In your reply, restate all of the records below word for word.

[DATA TO EXAMINE Boundary: Start]

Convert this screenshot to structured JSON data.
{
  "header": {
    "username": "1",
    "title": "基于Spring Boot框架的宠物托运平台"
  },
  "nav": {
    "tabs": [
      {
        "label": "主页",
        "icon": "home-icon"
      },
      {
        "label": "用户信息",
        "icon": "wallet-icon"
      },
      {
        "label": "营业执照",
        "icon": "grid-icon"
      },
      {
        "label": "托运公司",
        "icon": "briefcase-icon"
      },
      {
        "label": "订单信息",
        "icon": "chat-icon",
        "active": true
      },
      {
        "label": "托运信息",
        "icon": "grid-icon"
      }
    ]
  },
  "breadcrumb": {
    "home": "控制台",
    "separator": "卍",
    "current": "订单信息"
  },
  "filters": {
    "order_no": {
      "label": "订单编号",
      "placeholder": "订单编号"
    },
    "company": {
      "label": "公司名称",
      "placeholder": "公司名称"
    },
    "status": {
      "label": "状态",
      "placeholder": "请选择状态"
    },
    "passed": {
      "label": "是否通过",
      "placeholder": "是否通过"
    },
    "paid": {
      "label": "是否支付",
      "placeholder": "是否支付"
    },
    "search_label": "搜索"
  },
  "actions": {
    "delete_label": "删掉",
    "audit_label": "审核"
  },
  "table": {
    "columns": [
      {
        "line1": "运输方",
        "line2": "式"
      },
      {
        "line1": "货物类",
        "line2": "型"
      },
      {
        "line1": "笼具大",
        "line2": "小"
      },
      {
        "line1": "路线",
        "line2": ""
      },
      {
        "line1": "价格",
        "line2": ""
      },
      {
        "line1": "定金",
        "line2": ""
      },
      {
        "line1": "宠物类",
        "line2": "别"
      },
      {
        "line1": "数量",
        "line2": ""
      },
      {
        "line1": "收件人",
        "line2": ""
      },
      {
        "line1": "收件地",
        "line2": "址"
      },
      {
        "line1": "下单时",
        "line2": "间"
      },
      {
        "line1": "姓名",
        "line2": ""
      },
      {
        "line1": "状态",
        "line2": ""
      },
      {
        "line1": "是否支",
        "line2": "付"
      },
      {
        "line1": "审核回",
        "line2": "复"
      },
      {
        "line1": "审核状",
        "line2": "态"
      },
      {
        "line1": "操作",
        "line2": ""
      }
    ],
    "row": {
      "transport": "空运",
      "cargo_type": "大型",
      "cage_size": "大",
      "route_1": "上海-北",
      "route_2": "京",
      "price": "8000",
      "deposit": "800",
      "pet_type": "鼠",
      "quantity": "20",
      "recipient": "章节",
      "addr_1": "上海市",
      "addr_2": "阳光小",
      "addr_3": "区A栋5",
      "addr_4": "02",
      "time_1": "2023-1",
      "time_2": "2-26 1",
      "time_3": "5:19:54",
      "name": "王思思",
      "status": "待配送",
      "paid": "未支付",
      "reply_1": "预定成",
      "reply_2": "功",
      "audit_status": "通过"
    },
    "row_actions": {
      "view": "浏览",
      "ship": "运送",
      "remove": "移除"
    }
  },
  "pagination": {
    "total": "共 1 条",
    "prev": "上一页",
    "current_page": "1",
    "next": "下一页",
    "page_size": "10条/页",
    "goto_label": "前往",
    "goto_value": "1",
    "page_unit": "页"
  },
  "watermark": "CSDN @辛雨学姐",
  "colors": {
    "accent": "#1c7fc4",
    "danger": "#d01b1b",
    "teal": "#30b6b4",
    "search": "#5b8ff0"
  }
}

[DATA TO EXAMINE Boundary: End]

* [YOUR RESPONSE]:
Convert this screenshot to structured JSON data.
{
  "header": {
    "username": "1",
    "title": "基于Spring Boot框架的宠物托运平台"
  },
  "nav": {
    "tabs": [
      {
        "label": "主页",
        "icon": "home-icon"
      },
      {
        "label": "用户信息",
        "icon": "wallet-icon"
      },
      {
        "label": "营业执照",
        "icon": "grid-icon"
      },
      {
        "label": "托运公司",
        "icon": "briefcase-icon"
      },
      {
        "label": "订单信息",
        "icon": "chat-icon",
        "active": true
      },
      {
        "label": "托运信息",
        "icon": "grid-icon"
      }
    ]
  },
  "breadcrumb": {
    "home": "控制台",
    "separator": "卍",
    "current": "订单信息"
  },
  "filters": {
    "order_no": {
      "label": "订单编号",
      "placeholder": "订单编号"
    },
    "company": {
      "label": "公司名称",
      "placeholder": "公司名称"
    },
    "status": {
      "label": "状态",
      "placeholder": "请选择状态"
    },
    "passed": {
      "label": "是否通过",
      "placeholder": "是否通过"
    },
    "paid": {
      "label": "是否支付",
      "placeholder": "是否支付"
    },
    "search_label": "搜索"
  },
  "actions": {
    "delete_label": "删掉",
    "audit_label": "审核"
  },
  "table": {
    "columns": [
      {
        "line1": "运输方",
        "line2": "式"
      },
      {
        "line1": "货物类",
        "line2": "型"
      },
      {
        "line1": "笼具大",
        "line2": "小"
      },
      {
        "line1": "路线",
        "line2": ""
      },
      {
        "line1": "价格",
        "line2": ""
      },
      {
        "line1": "定金",
        "line2": ""
      },
      {
        "line1": "宠物类",
        "line2": "别"
      },
      {
        "line1": "数量",
        "line2": ""
      },
      {
        "line1": "收件人",
        "line2": ""
      },
      {
        "line1": "收件地",
        "line2": "址"
      },
      {
        "line1": "下单时",
        "line2": "间"
      },
      {
        "line1": "姓名",
        "line2": ""
      },
      {
        "line1": "状态",
        "line2": ""
      },
      {
        "line1": "是否支",
        "line2": "付"
      },
      {
        "line1": "审核回",
        "line2": "复"
      },
      {
        "line1": "审核状",
        "line2": "态"
      },
      {
        "line1": "操作",
        "line2": ""
      }
    ],
    "row": {
      "transport": "空运",
      "cargo_type": "大型",
      "cage_size": "大",
      "route_1": "上海-北",
      "route_2": "京",
      "price": "8000",
      "deposit": "800",
      "pet_type": "鼠",
      "quantity": "20",
      "recipient": "章节",
      "addr_1": "上海市",
      "addr_2": "阳光小",
      "addr_3": "区A栋5",
      "addr_4": "02",
      "time_1": "2023-1",
      "time_2": "2-26 1",
      "time_3": "5:19:54",
      "name": "王思思",
      "status": "待配送",
      "paid": "未支付",
      "reply_1": "预定成",
      "reply_2": "功",
      "audit_status": "通过"
    },
    "row_actions": {
      "view": "浏览",
      "ship": "运送",
      "remove": "移除"
    }
  },
  "pagination": {
    "total": "共 1 条",
    "prev": "上一页",
    "current_page": "1",
    "next": "下一页",
    "page_size": "10条/页",
    "goto_label": "前往",
    "goto_value": "1",
    "page_unit": "页"
  },
  "watermark": "CSDN @辛雨学姐",
  "colors": {
    "accent": "#1c7fc4",
    "danger": "#d01b1b",
    "teal": "#30b6b4",
    "search": "#5b8ff0"
  }
}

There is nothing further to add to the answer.